## Activity
Search the records for "label" and copy each line that holds it.

Source material below:

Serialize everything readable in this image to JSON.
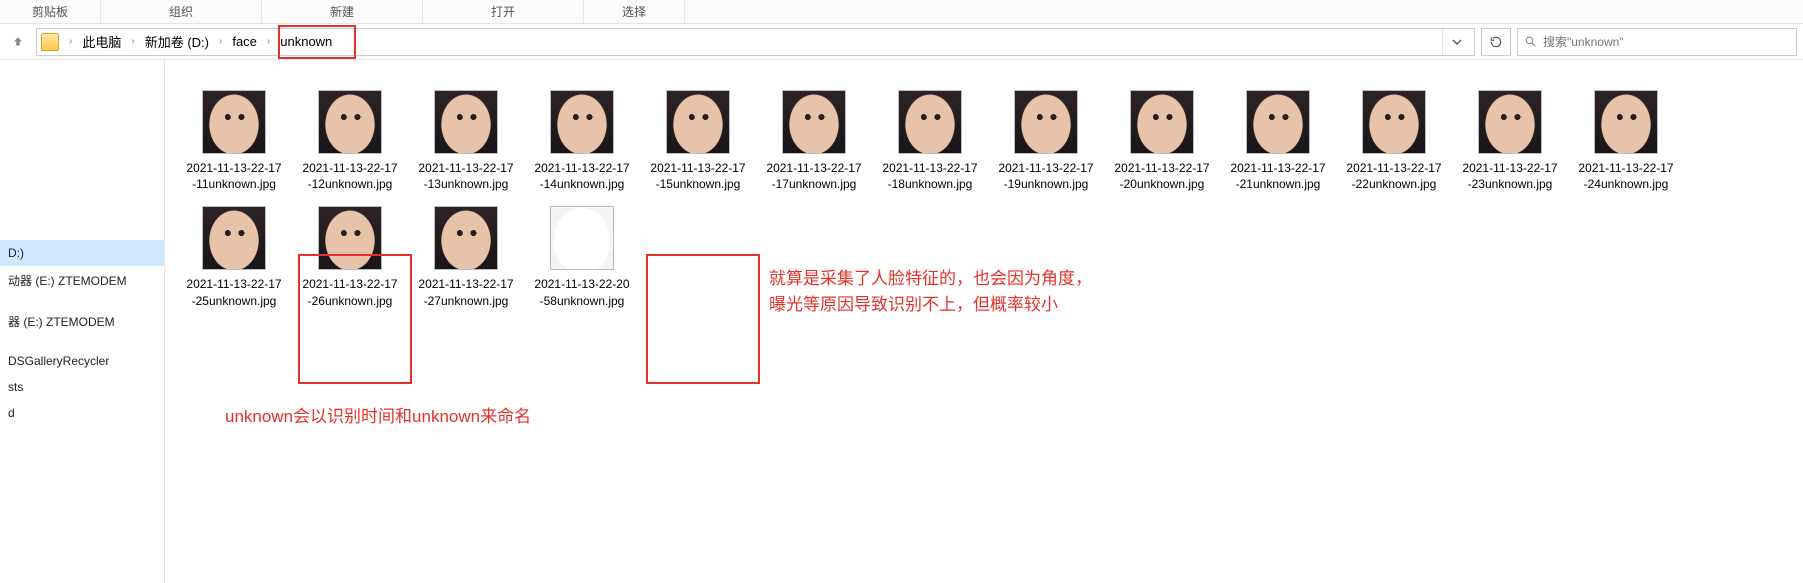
{
  "ribbon": {
    "tabs": [
      "剪贴板",
      "组织",
      "新建",
      "打开",
      "选择"
    ]
  },
  "breadcrumb": {
    "items": [
      "此电脑",
      "新加卷 (D:)",
      "face",
      "unknown"
    ]
  },
  "search": {
    "placeholder": "搜索\"unknown\""
  },
  "sidebar": {
    "items": [
      {
        "label": "D:)",
        "selected": true
      },
      {
        "label": "动器 (E:) ZTEMODEM",
        "selected": false
      },
      {
        "label": "",
        "selected": false
      },
      {
        "label": "器 (E:) ZTEMODEM",
        "selected": false
      },
      {
        "label": "",
        "selected": false
      },
      {
        "label": "DSGalleryRecycler",
        "selected": false
      },
      {
        "label": "sts",
        "selected": false
      },
      {
        "label": "d",
        "selected": false
      }
    ]
  },
  "files": [
    {
      "name": "2021-11-13-22-17-11unknown.jpg",
      "bright": false
    },
    {
      "name": "2021-11-13-22-17-12unknown.jpg",
      "bright": false
    },
    {
      "name": "2021-11-13-22-17-13unknown.jpg",
      "bright": false
    },
    {
      "name": "2021-11-13-22-17-14unknown.jpg",
      "bright": false
    },
    {
      "name": "2021-11-13-22-17-15unknown.jpg",
      "bright": false
    },
    {
      "name": "2021-11-13-22-17-17unknown.jpg",
      "bright": false
    },
    {
      "name": "2021-11-13-22-17-18unknown.jpg",
      "bright": false
    },
    {
      "name": "2021-11-13-22-17-19unknown.jpg",
      "bright": false
    },
    {
      "name": "2021-11-13-22-17-20unknown.jpg",
      "bright": false
    },
    {
      "name": "2021-11-13-22-17-21unknown.jpg",
      "bright": false
    },
    {
      "name": "2021-11-13-22-17-22unknown.jpg",
      "bright": false
    },
    {
      "name": "2021-11-13-22-17-23unknown.jpg",
      "bright": false
    },
    {
      "name": "2021-11-13-22-17-24unknown.jpg",
      "bright": false
    },
    {
      "name": "2021-11-13-22-17-25unknown.jpg",
      "bright": false
    },
    {
      "name": "2021-11-13-22-17-26unknown.jpg",
      "bright": false
    },
    {
      "name": "2021-11-13-22-17-27unknown.jpg",
      "bright": false
    },
    {
      "name": "2021-11-13-22-20-58unknown.jpg",
      "bright": true
    }
  ],
  "annotations": {
    "bottom": "unknown会以识别时间和unknown来命名",
    "right1": "就算是采集了人脸特征的，也会因为角度，",
    "right2": "曝光等原因导致识别不上，但概率较小"
  }
}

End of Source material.

## Problem solution
        "label": "D:)",
        "label": "动器 (E:) ZTEMODEM",
        "label": "",
        "label": "器 (E:) ZTEMODEM",
        "label": "",
        "label": "DSGalleryRecycler",
        "label": "sts",
        "label": "d",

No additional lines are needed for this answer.